      Anyone ever heard of putting liquid vitamin C on finger cuts?  I was talking with a friend that is also an Estetician and she says it helps the healing process.

    • Sherry
      Sherry Lenox

      I can give a glowing review to NexCare Skin Crack Care. It smells good, unlike the old skin glue, and contains Tea Tree Oil and also vitamin E AND oil soluble vitamin C.

      I understand it can be hard to find, but it is sold on Amazon. I got mine at the local Walgreen's.

    • Unknown
      Unknown User

      I tried this out and I was amazed! Moisturizers usually leave a greasy oily feeling for an hour or so. The aloe vera felt a lot like water, and soaked in very quickly. But for a few hours my hands weren't dry at all!

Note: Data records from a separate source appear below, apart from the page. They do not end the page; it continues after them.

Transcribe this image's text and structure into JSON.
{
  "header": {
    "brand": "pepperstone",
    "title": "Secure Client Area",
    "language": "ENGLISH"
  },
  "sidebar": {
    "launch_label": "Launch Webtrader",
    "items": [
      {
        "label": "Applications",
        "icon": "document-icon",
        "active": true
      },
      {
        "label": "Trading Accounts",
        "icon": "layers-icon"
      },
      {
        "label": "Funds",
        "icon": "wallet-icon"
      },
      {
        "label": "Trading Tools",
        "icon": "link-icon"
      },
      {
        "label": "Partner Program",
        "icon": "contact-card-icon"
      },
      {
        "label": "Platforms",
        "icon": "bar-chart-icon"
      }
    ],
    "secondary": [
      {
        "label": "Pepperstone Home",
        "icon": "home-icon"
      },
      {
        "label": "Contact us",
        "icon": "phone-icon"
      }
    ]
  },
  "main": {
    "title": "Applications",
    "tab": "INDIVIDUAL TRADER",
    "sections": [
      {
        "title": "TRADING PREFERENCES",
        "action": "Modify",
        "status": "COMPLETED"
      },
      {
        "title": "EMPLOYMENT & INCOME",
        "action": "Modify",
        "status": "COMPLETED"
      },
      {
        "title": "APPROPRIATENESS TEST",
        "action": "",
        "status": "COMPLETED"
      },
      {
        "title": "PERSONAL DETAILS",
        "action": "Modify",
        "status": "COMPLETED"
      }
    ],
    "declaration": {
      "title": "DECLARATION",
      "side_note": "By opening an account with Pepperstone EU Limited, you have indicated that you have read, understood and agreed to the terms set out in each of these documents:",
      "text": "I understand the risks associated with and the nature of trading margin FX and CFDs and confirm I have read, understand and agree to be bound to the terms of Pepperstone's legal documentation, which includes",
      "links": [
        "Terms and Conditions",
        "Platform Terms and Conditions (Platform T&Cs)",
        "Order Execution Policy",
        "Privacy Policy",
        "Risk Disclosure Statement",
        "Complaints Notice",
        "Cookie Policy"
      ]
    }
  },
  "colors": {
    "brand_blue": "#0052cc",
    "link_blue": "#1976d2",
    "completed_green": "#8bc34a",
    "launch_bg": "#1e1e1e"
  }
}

The best part was they never felt greasy, thanks for the tip!

      --- Natalie

    • Sarah
      Sarah Mullen

      A photographer I've gotten to know at some of my events came up to me recently to let me know he'd taken a series of close-up hdr photographs of my hands.  For those of you who are unfamiliar, hdr is high dynamic range imaging, which involves taking a single shot multiple times in extremely rapid succession using multiple exposures, and then blending the images to create a picture with extreme levels of detail and contrast.   Anyway, this photographer said he'd never realized just how scarred up my hands were until then, and he'd thrown out the images.  I looked down and realized my hands where absolutely covered in scars from assorted cuts and burns I've gotten over the years, and I'm really paranoid about my hands. 

      I stopped playing basketball and volleyball in gym class when I was in high school, I got some knife skills lessons from a couple of professional chefs I know, I try to be incredibly aware of anything that has the potential to burn, and I wear gloves if I'm doing any gardening, home repairs, or craft projects....and then I do something like fall head over heels down an entire flight of stairs and succeed in jamming a finger and hour before a live broadcast tv spot.  No matter how careful you try to be, there's always something.    Or maybe its just me.  I'm particularly klutzy.   I'm still terrified of what would happen to me if something really serious happened like a bad fall or a car accident.  Harp is my livelihood. 

      My husband broke his hand a couple of years ago.  Just a tiny hairline fracture after taking a stumble in the dark, but he couldn't play the carillon for a couple of months.  He got out of his cast one week before a four month stretch of solid bookings, not knowing if he'd really be able to play.  I still have nightmares about that incident, along with bad dreams about my harps breaking in the middle of a gig, and the ever classic dream of showing up to a booking only to be told I'm supposed to be an acrobat and I have to go on stage in five minutes.  The moral of all of this is that I don't like my head, and I don't think I want to be in it anymore ;-)  Also, if at all possible, don't be a klutz.